● Exercise data

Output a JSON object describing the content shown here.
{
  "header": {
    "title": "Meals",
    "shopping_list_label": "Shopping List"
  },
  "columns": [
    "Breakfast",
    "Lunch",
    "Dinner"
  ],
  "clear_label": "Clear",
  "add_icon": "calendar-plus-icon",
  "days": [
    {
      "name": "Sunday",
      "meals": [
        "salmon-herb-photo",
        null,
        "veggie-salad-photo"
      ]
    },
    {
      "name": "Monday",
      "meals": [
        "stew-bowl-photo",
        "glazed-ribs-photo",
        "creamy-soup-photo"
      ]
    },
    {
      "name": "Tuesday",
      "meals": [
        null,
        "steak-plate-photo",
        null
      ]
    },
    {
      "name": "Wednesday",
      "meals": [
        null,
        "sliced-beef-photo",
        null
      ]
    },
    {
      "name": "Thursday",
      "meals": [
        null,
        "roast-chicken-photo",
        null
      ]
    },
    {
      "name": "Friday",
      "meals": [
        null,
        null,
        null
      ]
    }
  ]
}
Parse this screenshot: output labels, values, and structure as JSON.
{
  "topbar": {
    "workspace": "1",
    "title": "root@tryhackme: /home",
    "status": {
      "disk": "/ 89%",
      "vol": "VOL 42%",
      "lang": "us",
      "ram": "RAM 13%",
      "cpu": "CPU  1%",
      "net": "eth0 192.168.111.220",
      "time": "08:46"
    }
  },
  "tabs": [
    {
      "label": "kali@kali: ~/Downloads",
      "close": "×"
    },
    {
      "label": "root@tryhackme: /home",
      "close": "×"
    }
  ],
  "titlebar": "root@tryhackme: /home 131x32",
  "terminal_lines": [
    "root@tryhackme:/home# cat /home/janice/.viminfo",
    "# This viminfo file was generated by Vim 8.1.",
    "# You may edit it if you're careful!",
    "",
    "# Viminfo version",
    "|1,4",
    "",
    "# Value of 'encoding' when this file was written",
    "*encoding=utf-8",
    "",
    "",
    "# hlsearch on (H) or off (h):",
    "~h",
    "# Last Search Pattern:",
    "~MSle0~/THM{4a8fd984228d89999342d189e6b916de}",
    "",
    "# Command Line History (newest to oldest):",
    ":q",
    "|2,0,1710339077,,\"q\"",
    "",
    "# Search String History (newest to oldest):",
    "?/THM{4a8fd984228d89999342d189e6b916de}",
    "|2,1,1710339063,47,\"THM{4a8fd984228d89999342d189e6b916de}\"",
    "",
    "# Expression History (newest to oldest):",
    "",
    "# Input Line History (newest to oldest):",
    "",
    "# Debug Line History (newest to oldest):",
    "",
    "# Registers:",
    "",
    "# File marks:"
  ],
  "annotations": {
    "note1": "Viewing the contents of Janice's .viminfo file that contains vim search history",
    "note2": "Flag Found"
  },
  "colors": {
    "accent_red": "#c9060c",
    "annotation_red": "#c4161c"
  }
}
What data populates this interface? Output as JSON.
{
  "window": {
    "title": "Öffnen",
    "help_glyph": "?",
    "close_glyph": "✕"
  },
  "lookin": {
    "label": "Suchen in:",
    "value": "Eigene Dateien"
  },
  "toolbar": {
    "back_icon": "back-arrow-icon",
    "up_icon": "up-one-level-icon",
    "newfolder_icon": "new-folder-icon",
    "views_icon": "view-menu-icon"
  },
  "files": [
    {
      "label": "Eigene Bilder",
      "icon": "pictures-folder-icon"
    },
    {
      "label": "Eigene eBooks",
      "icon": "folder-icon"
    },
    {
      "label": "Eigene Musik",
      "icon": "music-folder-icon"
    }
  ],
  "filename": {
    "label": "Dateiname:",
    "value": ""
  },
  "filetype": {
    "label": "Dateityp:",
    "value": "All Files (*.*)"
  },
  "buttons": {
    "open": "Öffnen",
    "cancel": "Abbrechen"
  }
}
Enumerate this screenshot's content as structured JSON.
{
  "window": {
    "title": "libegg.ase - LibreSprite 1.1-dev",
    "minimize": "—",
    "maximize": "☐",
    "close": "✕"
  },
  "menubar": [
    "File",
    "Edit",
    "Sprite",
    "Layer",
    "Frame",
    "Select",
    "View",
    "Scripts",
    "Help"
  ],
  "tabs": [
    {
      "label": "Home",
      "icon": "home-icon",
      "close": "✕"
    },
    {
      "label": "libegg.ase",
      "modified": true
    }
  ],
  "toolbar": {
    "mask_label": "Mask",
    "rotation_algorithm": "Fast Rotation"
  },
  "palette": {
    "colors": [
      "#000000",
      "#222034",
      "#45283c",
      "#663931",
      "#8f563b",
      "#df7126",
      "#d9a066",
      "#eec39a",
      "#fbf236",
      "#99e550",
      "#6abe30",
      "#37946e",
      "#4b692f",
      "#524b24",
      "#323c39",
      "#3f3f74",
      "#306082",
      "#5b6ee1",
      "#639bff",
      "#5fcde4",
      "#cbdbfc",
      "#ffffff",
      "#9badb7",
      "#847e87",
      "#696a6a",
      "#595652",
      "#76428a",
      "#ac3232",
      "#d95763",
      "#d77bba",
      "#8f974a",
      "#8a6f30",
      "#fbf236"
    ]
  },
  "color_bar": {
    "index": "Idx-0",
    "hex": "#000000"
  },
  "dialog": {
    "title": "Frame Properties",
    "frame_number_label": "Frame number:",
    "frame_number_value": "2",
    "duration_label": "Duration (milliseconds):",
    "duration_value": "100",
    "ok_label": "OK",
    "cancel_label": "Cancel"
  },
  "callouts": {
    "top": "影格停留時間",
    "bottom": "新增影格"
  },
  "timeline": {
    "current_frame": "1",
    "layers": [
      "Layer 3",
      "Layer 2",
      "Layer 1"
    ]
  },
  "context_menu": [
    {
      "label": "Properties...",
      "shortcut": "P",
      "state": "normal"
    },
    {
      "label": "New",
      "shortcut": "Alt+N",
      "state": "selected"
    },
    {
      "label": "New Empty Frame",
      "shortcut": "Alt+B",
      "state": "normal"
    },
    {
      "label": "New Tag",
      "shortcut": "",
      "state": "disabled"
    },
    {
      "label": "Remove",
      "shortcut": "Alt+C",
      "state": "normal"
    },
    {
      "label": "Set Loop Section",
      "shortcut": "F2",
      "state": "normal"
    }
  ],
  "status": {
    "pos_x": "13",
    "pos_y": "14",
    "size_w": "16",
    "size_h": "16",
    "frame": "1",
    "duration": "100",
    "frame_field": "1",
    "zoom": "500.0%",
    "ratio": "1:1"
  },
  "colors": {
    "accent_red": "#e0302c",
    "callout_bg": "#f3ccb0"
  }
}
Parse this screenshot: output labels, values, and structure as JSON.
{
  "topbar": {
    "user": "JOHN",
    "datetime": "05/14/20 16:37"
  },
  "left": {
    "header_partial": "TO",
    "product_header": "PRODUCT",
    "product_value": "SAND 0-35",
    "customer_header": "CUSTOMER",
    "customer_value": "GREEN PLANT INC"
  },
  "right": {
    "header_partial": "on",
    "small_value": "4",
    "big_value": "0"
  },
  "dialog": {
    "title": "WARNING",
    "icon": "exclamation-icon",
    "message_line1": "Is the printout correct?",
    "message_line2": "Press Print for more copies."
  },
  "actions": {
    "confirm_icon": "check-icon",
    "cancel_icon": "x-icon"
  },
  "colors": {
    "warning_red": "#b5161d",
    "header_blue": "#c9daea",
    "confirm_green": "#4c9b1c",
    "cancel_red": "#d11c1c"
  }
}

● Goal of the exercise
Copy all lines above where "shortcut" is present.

● Exercise result
      "shortcut": "P",
      "shortcut": "Alt+N",
      "shortcut": "Alt+B",
      "shortcut": "",
      "shortcut": "Alt+C",
      "shortcut": "F2",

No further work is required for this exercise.